Introduction: Lymphoepithelial carcinoma of the salivary gland is an extremely rare neoplasm and is challenging to diagnose by fine needle aspiration (FNA). There are rare reports on the cytopathologic features of lymphoepithelial carcinoma, which may be mistaken for other high-grade salivary gland neoplasm or a metastasis to the salivary gland. Materials and methods: A retrospective review was undertaken of 7 cases of lymphoepithelial carcinoma of the parotid diagnosed on FNA with histologic confirmation from 4 major medical centers. Results: Cytomorphologic features of lymphoepithelial carcinoma include smears with moderate cellularity displaying a rich nonneoplastic population of lymphoplasmacytic cells admixed with tissue fragments of high grade, malignant undifferentiated epithelial cells with high nuclear to cytoplasm ratio, hyperchromasia, prominent nucleoli, and scant to abundant, indistinct cytoplasm. Discussion: Diagnostic pitfalls of lymphoepithelial carcinoma include metastatic squamous cell carcinoma, metastatic nasopharyngeal carcinoma, and other high grade primary salivary gland neoplasms. Recognizing this lesion may help guide clinicians to perform additional imaging studies to exclude a primary from other sites.

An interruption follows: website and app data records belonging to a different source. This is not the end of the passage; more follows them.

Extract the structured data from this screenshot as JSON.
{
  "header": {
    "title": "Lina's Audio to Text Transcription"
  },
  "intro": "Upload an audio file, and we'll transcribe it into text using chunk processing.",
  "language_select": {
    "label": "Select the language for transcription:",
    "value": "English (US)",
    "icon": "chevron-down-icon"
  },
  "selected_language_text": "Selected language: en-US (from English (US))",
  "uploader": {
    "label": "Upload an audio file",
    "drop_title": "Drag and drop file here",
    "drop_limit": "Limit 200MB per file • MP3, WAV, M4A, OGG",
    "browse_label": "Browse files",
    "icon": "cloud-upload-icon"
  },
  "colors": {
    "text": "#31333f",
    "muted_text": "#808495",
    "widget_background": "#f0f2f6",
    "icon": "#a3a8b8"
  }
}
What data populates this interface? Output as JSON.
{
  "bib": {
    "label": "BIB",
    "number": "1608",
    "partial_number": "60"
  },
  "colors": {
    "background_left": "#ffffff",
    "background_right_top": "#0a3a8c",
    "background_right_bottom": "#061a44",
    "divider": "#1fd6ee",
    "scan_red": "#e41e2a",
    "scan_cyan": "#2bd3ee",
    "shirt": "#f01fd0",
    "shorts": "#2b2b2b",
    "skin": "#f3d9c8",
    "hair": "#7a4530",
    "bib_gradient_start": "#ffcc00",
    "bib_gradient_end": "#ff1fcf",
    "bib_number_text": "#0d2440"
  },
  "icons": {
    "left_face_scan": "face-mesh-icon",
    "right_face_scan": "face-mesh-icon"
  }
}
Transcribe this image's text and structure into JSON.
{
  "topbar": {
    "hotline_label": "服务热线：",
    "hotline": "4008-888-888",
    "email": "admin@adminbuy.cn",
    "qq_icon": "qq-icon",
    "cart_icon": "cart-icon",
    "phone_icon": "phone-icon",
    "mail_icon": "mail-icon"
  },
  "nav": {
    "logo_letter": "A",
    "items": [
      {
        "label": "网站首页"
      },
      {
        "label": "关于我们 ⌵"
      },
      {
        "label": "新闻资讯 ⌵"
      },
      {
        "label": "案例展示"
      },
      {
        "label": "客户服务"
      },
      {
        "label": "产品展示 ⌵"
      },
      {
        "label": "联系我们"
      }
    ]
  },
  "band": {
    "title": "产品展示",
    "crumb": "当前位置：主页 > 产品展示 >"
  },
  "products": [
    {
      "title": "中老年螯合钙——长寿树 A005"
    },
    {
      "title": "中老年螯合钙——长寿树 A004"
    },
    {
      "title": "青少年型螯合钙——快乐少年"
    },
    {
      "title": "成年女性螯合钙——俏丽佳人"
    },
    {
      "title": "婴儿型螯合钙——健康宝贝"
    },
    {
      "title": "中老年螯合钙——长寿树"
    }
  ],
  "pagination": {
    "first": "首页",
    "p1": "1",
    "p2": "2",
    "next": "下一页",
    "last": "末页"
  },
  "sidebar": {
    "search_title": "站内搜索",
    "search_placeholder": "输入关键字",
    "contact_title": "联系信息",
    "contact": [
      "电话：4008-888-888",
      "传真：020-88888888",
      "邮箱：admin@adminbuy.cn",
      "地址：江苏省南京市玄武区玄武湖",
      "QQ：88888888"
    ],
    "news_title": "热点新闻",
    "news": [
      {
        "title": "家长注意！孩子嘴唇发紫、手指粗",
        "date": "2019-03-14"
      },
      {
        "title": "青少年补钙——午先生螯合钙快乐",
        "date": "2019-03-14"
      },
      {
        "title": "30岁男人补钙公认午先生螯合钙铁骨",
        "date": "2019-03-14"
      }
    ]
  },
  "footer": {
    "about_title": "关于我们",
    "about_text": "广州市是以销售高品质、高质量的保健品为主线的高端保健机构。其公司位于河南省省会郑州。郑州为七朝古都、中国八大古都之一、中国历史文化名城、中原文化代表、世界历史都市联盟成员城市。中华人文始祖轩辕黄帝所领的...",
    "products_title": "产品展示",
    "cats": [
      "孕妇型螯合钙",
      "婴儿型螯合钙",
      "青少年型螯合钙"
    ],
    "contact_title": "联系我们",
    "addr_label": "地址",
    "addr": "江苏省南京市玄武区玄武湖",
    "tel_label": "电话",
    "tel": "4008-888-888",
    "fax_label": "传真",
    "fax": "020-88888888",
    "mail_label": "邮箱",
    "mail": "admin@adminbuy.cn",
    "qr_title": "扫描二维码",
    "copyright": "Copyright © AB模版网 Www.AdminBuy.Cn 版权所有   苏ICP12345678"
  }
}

- Ancillary studies
- Cytomorphology of lymphoepithelial carcinoma
- Fine needle aspiration
- Lymphoepithelial-like carcinoma
- Salivary glands lesions
ASJC Scopus subject areas
- Pathology and Forensic Medicine